Such a common, everyday and even routine work, and there is nothing special in it, nor offensive to someone. So noone should be offended by this "innocent prank" of this "secular" magazine Mr. Bear is convinced. And the French Foreign Ministry spokesman Romain Nadal, apparently thinks the same. Commenting on the publication of Russian airliner caricatures in Charlie Hebdo, he stated that "in France, journalists are free to express their opinion, and the French authorities have nothing to do with them." It seems unlikely that he would have made such a statement, if any French satirical magazine had allowed itself "to mock" with "funny" cartoons over the murder of John F. Kennedy or the memorable attack on New York twin-towers on Sept. 11, 2001. Well, because at this time Russians became the victim of the tragedy, French authorities can, in the apt words of the head of Chechnya, Ramzan Kadyrov, hide behind the fig leaf of democracy.
Thinking about all this, you come to a sad but obvious conclusion: we do not understand the logic and moral principles nor journalists (meanwhile, are they truly journalists, or would it be more correct to name them "information terrorists?") from Charlie Hebdo, or those who think their dirty, shameful job is some kind of "freedom of expression". After all, following their logic, we must recognize that nothing is sacred, permissiveness has no boundaries and one can sneer at anything, especially if it is profitable.

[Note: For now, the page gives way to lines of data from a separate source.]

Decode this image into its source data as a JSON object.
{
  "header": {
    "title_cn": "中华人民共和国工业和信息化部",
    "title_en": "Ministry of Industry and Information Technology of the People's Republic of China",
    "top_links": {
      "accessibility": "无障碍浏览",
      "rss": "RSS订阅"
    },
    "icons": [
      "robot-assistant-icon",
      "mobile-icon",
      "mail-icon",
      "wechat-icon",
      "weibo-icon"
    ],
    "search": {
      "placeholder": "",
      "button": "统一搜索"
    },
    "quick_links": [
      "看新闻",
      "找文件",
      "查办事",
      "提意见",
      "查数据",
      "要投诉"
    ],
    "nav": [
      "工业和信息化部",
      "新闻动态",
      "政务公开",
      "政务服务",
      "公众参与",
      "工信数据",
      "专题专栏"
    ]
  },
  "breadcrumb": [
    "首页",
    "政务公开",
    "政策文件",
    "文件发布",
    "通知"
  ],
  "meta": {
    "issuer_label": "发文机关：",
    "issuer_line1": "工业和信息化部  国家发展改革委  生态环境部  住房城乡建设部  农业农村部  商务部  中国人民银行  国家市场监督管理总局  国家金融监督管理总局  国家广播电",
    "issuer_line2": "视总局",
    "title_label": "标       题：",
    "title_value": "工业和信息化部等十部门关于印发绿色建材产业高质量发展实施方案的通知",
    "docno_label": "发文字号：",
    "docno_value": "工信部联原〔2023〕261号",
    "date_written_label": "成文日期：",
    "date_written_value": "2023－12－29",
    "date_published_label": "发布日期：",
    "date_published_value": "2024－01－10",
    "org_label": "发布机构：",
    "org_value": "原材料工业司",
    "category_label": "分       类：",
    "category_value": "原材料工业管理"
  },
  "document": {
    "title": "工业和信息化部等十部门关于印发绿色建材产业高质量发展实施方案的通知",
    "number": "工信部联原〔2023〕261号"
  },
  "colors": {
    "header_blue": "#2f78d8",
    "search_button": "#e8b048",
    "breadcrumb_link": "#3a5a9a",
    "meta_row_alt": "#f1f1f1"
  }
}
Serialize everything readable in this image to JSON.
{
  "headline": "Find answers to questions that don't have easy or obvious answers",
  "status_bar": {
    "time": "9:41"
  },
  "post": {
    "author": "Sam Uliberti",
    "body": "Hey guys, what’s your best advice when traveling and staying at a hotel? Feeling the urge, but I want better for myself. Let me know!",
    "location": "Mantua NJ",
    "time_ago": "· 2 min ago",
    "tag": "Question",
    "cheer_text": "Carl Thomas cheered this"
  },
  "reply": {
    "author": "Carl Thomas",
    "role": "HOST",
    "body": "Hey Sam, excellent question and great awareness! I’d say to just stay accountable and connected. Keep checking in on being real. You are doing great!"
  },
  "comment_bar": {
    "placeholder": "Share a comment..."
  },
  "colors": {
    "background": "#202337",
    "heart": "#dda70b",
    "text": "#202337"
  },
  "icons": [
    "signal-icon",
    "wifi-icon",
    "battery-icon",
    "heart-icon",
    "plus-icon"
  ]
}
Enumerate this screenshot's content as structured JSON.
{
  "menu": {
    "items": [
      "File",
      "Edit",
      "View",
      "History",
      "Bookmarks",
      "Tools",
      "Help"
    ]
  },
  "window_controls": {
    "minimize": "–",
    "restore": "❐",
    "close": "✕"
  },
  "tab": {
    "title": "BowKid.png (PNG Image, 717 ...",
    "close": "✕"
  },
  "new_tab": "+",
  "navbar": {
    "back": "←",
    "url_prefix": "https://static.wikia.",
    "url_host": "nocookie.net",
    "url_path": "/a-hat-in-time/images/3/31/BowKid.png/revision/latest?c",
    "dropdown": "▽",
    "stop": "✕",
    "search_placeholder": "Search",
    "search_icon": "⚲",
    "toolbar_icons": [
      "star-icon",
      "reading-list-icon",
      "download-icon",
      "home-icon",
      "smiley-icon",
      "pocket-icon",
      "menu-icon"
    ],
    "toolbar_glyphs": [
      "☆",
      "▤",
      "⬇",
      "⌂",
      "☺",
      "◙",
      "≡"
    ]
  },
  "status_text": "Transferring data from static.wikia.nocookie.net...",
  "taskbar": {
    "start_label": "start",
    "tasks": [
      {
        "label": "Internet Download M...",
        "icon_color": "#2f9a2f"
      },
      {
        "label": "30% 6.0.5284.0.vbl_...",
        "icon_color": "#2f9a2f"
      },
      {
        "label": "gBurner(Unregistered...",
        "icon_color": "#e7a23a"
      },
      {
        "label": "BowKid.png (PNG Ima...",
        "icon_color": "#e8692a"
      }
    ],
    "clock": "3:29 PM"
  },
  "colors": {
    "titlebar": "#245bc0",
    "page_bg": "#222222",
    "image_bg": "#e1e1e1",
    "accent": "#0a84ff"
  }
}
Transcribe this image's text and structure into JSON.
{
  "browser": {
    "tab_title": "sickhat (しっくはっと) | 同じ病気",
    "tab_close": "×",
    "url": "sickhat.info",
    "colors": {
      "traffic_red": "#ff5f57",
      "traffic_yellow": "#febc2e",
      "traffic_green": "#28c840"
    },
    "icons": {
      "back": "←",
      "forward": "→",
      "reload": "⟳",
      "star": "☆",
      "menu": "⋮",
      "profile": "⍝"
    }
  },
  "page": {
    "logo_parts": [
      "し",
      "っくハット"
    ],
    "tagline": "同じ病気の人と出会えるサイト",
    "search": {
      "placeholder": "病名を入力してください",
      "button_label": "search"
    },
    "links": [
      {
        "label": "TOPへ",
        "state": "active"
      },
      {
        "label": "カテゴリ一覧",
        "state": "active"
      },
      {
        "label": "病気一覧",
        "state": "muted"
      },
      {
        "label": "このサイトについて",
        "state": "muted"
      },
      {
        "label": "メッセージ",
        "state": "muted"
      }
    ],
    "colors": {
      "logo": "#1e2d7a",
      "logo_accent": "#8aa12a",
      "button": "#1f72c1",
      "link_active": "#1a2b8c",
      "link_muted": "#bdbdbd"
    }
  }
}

An idea comes to mind: maybe James Cameron, who shot "Titanic" was supposed to make this ocean liner's death not a catastrophe-film, a tragedy, but an easy, fun comedy, humoristically showing as hundreds of people drowned in the icy waters of the Atlantic in agony, screaming for help? That would be "Charlie Hebdo style" - which doesn't seem wrong and reprehensible neither with the editor in chief of this odious publication, nor the French Foreign Ministry spokesman, who, in fact, has taken this hediousness under protection.